Aim of the task: Please count the lines below that hold the word "heading" and give the count without any other text.

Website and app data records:
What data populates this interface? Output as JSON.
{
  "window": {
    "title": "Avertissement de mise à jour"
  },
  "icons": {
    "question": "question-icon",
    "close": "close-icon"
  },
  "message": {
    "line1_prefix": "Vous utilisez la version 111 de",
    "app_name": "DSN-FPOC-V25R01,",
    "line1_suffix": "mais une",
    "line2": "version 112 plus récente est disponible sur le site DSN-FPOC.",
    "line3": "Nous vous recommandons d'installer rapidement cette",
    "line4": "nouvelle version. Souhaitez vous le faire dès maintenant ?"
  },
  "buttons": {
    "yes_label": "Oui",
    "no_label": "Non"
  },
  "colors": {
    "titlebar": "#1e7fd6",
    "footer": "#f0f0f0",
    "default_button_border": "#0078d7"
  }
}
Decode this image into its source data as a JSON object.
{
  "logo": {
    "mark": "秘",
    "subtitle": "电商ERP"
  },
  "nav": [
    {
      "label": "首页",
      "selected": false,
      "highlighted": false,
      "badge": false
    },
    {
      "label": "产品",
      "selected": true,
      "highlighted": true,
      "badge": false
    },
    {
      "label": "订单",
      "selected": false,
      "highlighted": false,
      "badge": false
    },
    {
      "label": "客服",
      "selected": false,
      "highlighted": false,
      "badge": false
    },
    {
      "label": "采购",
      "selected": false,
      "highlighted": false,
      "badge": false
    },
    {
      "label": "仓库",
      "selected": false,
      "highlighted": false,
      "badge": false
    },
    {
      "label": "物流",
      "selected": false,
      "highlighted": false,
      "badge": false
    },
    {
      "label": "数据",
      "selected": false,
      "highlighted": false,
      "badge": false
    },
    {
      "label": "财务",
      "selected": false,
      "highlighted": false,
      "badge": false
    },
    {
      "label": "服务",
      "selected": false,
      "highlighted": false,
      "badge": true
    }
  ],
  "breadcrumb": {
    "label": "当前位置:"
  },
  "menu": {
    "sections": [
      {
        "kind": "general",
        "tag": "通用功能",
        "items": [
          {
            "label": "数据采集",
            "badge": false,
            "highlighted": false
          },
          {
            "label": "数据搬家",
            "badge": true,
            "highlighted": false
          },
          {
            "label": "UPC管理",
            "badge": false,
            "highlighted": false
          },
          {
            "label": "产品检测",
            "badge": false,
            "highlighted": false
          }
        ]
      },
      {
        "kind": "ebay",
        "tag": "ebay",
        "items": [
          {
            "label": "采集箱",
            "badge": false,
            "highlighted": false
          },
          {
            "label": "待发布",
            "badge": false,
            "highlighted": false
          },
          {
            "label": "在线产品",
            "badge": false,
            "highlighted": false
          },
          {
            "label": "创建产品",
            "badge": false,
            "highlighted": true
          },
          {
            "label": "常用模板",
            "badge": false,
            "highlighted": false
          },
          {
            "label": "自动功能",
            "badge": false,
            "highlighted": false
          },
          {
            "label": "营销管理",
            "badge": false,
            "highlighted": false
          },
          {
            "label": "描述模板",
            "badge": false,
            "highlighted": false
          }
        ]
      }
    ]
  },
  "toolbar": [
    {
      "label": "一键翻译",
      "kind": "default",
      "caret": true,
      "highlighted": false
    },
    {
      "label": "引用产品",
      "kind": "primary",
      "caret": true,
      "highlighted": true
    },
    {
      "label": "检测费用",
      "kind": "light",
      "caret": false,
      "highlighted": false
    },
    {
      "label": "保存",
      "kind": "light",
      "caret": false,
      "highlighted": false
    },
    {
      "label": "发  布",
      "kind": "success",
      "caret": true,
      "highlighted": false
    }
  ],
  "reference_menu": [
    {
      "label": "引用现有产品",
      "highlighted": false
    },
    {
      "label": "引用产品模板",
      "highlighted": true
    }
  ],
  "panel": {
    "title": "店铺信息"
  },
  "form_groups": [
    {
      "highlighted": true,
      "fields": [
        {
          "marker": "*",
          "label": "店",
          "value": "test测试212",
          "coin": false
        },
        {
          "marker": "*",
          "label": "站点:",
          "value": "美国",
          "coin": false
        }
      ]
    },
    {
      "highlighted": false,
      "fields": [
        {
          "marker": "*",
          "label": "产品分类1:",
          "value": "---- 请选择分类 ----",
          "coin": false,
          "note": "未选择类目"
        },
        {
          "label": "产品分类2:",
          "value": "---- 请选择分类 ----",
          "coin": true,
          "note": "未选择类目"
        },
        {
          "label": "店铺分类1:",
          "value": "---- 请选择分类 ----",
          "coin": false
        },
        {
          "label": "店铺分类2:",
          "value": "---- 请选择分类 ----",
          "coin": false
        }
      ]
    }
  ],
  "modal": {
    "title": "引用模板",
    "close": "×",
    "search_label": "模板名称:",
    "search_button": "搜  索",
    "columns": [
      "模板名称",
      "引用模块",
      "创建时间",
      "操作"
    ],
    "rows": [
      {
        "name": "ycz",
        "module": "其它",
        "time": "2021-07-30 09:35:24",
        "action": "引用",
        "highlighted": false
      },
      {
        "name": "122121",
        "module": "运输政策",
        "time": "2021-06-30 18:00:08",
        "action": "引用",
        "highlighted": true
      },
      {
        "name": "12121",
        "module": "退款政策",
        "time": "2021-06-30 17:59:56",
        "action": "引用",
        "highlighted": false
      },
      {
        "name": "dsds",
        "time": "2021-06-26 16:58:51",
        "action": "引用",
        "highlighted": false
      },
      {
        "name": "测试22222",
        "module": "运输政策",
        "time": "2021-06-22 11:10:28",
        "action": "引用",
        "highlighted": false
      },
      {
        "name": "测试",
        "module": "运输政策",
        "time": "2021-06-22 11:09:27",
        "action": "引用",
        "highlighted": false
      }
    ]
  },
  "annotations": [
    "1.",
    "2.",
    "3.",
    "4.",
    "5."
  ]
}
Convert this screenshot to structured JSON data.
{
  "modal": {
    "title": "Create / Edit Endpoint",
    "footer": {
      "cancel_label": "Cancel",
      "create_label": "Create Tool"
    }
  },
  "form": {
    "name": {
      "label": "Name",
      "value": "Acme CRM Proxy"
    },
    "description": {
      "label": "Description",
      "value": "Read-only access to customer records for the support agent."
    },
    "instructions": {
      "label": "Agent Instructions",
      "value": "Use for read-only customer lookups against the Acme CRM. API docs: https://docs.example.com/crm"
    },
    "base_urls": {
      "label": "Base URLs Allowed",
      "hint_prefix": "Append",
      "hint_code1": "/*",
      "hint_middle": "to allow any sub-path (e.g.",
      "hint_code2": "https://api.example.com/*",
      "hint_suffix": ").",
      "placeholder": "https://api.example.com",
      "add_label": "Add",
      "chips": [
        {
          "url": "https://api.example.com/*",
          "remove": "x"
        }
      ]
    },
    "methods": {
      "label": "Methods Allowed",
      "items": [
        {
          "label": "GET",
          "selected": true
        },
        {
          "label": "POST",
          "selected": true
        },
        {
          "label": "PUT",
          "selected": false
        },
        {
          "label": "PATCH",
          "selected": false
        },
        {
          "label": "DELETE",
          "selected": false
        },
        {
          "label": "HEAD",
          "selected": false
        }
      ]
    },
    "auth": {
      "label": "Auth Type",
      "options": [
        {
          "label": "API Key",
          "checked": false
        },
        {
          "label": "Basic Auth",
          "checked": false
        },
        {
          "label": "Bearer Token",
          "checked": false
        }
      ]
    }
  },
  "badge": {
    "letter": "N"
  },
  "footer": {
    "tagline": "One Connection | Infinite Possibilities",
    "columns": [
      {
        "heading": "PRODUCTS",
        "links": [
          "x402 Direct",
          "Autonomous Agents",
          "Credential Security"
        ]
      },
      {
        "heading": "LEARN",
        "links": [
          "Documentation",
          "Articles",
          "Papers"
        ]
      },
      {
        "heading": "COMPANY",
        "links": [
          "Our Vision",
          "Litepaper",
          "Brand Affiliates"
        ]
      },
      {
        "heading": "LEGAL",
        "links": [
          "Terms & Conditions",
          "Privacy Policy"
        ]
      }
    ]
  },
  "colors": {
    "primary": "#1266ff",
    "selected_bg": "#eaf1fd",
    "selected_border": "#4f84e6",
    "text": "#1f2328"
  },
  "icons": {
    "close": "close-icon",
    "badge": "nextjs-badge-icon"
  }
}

Solution below: 4